Work instruction >>
The number needed is how many lines of the data hold the string "When". Give that number and nothing more.

[Dataset rows for apps and sites]
■ ■ ■ ■ ■ ■ ■

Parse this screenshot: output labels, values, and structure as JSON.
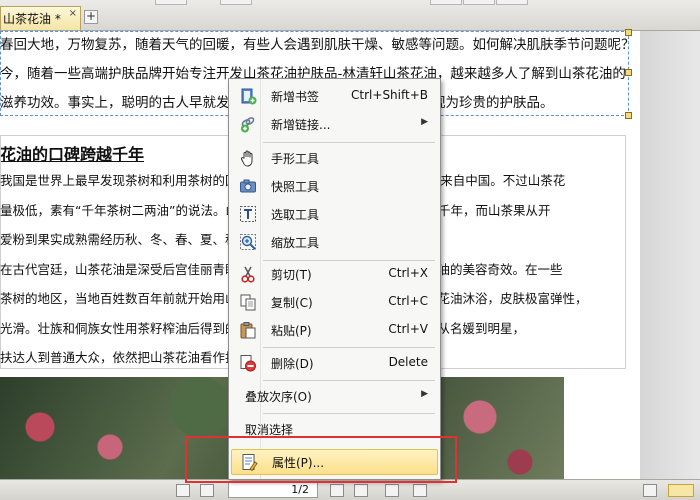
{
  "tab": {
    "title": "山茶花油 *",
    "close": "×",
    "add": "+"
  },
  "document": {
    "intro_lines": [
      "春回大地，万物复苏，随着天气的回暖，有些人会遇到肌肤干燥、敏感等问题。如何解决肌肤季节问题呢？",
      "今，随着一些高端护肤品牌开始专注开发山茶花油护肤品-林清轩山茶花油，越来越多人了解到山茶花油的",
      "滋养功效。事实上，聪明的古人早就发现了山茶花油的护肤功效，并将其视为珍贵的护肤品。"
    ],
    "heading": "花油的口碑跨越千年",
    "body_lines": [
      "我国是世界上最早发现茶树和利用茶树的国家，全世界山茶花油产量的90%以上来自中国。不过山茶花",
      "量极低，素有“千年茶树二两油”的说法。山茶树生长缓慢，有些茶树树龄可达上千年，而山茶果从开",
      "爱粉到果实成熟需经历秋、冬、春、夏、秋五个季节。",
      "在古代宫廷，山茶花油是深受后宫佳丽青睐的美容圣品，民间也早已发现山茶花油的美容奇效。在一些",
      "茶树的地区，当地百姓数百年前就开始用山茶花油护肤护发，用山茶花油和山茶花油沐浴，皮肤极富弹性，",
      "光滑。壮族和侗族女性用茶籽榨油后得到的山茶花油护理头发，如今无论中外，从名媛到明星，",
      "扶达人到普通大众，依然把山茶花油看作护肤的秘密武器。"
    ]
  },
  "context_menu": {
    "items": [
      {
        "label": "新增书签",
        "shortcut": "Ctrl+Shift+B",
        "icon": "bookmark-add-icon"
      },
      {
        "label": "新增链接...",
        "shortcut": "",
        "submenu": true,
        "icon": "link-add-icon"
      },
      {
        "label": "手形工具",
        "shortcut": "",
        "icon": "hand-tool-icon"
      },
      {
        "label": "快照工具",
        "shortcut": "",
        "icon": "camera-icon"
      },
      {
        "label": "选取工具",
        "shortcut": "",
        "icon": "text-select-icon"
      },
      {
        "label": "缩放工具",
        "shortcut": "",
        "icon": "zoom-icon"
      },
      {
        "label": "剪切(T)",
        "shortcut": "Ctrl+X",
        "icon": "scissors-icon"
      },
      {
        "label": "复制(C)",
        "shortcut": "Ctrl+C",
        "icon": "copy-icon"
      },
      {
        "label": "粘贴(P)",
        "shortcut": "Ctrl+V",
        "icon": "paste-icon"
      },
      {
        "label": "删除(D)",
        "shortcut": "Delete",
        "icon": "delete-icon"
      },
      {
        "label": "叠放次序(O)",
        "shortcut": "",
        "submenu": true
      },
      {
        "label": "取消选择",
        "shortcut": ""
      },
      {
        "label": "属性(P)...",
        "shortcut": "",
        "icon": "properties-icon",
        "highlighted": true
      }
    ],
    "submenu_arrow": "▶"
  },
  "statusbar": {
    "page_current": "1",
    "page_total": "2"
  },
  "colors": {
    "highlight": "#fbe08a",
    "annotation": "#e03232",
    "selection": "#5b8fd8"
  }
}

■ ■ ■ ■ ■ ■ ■

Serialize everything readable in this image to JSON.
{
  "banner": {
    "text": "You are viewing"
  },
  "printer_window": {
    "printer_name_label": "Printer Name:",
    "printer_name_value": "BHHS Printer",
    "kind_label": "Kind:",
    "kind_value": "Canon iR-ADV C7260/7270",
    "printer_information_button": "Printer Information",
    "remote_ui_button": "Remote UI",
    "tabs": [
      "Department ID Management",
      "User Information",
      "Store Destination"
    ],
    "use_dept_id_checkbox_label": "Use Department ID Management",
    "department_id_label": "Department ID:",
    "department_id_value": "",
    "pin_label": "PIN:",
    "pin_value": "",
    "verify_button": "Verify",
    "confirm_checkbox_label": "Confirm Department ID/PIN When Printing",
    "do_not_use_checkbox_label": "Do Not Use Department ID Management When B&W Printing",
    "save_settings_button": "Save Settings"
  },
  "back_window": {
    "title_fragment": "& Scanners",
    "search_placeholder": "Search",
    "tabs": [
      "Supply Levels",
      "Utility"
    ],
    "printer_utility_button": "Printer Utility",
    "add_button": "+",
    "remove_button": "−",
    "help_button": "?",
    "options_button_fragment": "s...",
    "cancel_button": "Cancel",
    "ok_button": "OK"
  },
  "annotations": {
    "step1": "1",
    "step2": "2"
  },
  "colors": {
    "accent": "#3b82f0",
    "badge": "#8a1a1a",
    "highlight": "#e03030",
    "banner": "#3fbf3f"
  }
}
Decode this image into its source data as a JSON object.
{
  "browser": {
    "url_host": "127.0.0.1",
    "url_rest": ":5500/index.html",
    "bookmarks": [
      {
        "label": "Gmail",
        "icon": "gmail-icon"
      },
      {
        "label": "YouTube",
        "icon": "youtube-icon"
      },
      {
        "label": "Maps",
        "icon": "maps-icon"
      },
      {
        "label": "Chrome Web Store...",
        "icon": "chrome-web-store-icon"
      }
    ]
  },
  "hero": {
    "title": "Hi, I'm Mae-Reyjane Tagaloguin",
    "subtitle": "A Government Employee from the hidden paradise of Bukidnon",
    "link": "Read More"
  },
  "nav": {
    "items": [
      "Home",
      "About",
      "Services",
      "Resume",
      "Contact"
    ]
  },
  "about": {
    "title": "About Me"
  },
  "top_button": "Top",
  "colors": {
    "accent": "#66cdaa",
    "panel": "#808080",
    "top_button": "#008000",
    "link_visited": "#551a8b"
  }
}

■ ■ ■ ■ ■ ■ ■

Task result >>
2